Very little has really happened, and the reason might be proprietary architectures. If it is, Marc Fleury has the solution.
Open Remote is software for the home automation piece of the puzzle. As Fleury explained in a recent blog post, "We intend to be hardware agnostic." (The picture is from OpenRemote.org and titled The Black Box.)
Which may be the problem. Apple is notorious for proprietary tweaks. As a result "the market is big and fragmented," Fleury writes, with "no standard to draft on."
Is Open Remote that standard? By taking a completely community-based, open source approach to the problem, it could become that.

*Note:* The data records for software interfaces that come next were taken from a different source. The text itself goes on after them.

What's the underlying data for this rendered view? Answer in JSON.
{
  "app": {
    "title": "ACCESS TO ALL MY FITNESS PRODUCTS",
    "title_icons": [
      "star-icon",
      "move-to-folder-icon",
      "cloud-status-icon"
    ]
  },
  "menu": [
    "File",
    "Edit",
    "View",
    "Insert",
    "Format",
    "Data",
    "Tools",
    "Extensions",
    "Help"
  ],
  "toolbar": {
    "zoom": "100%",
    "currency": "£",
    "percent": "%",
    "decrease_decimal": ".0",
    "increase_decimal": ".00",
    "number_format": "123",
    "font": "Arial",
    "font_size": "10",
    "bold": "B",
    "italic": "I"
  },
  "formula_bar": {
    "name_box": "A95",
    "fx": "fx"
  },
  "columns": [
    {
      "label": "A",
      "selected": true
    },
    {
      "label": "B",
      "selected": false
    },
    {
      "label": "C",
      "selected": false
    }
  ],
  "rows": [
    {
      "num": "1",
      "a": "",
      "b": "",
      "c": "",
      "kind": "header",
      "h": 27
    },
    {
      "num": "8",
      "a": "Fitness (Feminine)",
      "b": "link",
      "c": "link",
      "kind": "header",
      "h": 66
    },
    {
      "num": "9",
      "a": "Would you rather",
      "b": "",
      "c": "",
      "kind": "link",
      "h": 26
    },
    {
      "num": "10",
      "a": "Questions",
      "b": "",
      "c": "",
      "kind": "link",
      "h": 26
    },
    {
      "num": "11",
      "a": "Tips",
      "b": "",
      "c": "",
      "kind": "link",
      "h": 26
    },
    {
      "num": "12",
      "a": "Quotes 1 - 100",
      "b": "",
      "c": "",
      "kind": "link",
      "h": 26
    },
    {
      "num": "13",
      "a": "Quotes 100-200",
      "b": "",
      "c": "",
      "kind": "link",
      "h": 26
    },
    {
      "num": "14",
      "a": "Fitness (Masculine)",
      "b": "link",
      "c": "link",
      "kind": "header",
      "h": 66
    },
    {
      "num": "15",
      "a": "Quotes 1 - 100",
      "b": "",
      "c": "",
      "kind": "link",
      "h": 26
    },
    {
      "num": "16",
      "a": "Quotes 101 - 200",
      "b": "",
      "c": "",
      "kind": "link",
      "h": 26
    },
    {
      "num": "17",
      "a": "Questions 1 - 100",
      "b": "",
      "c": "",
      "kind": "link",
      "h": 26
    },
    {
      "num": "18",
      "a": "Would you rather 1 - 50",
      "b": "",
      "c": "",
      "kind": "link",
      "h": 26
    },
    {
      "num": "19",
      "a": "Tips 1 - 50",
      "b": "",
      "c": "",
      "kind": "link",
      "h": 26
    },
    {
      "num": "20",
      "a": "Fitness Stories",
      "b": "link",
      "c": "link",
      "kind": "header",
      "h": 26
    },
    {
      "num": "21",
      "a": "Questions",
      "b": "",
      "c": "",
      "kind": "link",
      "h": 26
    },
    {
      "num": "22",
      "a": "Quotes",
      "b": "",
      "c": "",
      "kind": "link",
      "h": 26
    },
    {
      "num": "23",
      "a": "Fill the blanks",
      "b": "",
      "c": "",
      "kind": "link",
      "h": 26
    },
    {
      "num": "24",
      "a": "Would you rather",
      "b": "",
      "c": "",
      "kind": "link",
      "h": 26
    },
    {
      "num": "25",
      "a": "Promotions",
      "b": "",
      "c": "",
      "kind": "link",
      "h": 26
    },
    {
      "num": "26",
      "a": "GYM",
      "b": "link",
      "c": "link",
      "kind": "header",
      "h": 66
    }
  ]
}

And then the business models fall out like tumbling dice.
My own view is that Fleury should be thinking bigger, and perhaps he is.
Once you have a standard which runs your home remotely, why can't you track what's in your home, so you don't lose track of your keys and know what's in the fridge?

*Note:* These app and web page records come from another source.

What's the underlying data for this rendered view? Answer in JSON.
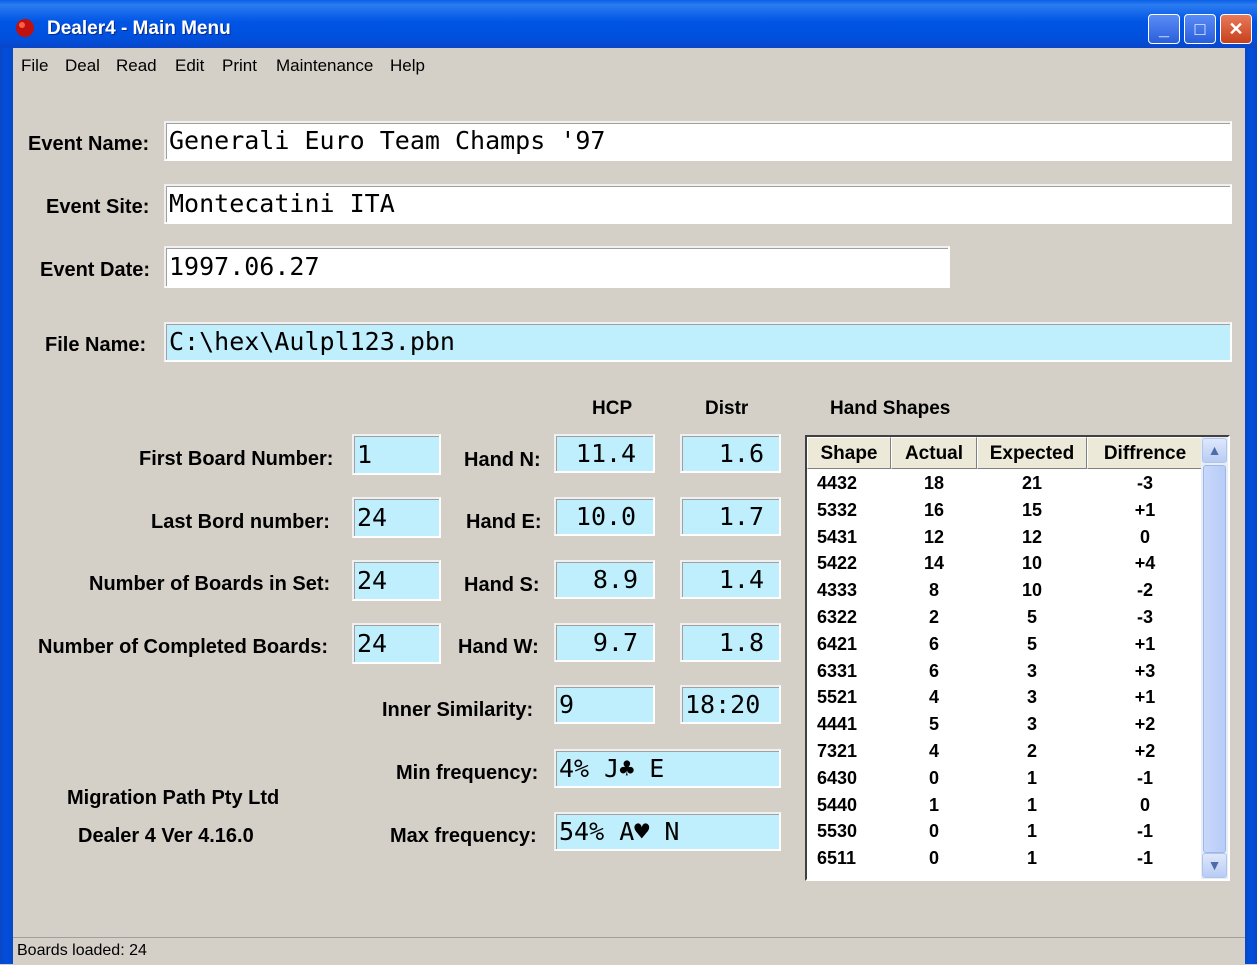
{
  "window": {
    "title": "Dealer4 - Main Menu"
  },
  "menu": [
    "File",
    "Deal",
    "Read",
    "Edit",
    "Print",
    "Maintenance",
    "Help"
  ],
  "event": {
    "name_label": "Event Name:",
    "name_value": "Generali Euro Team Champs '97",
    "site_label": "Event Site:",
    "site_value": "Montecatini ITA",
    "date_label": "Event Date:",
    "date_value": "1997.06.27",
    "file_label": "File Name:",
    "file_value": "C:\\hex\\Aulpl123.pbn"
  },
  "boards": {
    "first_label": "First Board Number:",
    "first_value": "1",
    "last_label": "Last Bord number:",
    "last_value": "24",
    "set_label": "Number of Boards in Set:",
    "set_value": "24",
    "completed_label": "Number of Completed Boards:",
    "completed_value": "24"
  },
  "hands": {
    "hcp_header": "HCP",
    "distr_header": "Distr",
    "rows": [
      {
        "label": "Hand N:",
        "hcp": "11.4",
        "distr": "1.6"
      },
      {
        "label": "Hand E:",
        "hcp": "10.0",
        "distr": "1.7"
      },
      {
        "label": "Hand S:",
        "hcp": "8.9",
        "distr": "1.4"
      },
      {
        "label": "Hand W:",
        "hcp": "9.7",
        "distr": "1.8"
      }
    ],
    "similarity_label": "Inner Similarity:",
    "similarity_value": "9",
    "similarity_ratio": "18:20",
    "min_label": "Min frequency:",
    "min_value": "4% J♣ E",
    "max_label": "Max frequency:",
    "max_value": "54% A♥ N"
  },
  "company": {
    "name": "Migration Path Pty Ltd",
    "version": "Dealer 4 Ver 4.16.0"
  },
  "shapes": {
    "title": "Hand Shapes",
    "columns": [
      "Shape",
      "Actual",
      "Expected",
      "Diffrence"
    ],
    "rows": [
      [
        "4432",
        "18",
        "21",
        "-3"
      ],
      [
        "5332",
        "16",
        "15",
        "+1"
      ],
      [
        "5431",
        "12",
        "12",
        "0"
      ],
      [
        "5422",
        "14",
        "10",
        "+4"
      ],
      [
        "4333",
        "8",
        "10",
        "-2"
      ],
      [
        "6322",
        "2",
        "5",
        "-3"
      ],
      [
        "6421",
        "6",
        "5",
        "+1"
      ],
      [
        "6331",
        "6",
        "3",
        "+3"
      ],
      [
        "5521",
        "4",
        "3",
        "+1"
      ],
      [
        "4441",
        "5",
        "3",
        "+2"
      ],
      [
        "7321",
        "4",
        "2",
        "+2"
      ],
      [
        "6430",
        "0",
        "1",
        "-1"
      ],
      [
        "5440",
        "1",
        "1",
        "0"
      ],
      [
        "5530",
        "0",
        "1",
        "-1"
      ],
      [
        "6511",
        "0",
        "1",
        "-1"
      ]
    ]
  },
  "status": "Boards loaded: 24"
}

Once you have a standard which runs your home remotely, what about all those heart monitors and glucose meters, those baby monitors and grandma trackers, now running as proprietary, one-off solutions?
There are some killer apps out there, applications which can use sensors, motes, and RFID connected by wireless networks to simple, Linux-based base stations. Linux because that's where the embedded market is going.
The company which can deliver a truly open platform to these nascent industries won't be the Apple of home automation. It will be the Microsoft of the new century.